-- Stored data follows --

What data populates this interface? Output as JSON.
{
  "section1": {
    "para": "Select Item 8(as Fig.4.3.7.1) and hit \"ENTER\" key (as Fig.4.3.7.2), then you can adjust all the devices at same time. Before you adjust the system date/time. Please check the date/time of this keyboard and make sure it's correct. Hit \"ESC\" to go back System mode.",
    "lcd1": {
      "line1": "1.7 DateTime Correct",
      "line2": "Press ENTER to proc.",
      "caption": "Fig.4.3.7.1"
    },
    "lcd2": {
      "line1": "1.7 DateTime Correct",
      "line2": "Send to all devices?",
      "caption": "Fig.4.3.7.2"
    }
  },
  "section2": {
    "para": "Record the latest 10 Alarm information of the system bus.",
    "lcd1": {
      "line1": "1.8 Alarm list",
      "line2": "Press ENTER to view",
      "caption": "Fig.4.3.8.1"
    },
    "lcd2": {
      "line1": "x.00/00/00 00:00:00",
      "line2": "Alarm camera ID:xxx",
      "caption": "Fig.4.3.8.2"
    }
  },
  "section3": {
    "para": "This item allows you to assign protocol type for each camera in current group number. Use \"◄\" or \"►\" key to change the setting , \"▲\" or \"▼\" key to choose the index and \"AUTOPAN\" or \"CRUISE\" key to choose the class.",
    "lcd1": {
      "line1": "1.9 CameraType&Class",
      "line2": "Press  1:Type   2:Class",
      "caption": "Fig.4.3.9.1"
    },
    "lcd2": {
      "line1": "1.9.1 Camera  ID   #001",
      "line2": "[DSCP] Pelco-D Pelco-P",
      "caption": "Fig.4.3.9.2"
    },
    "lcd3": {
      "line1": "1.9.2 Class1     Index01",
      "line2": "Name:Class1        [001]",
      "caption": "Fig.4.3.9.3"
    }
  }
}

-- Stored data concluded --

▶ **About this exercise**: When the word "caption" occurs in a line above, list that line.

▶ **Finished exercise**:
      "caption": "Fig.4.3.7.1"
      "caption": "Fig.4.3.7.2"
      "caption": "Fig.4.3.8.1"
      "caption": "Fig.4.3.8.2"
      "caption": "Fig.4.3.9.1"
      "caption": "Fig.4.3.9.2"
      "caption": "Fig.4.3.9.3"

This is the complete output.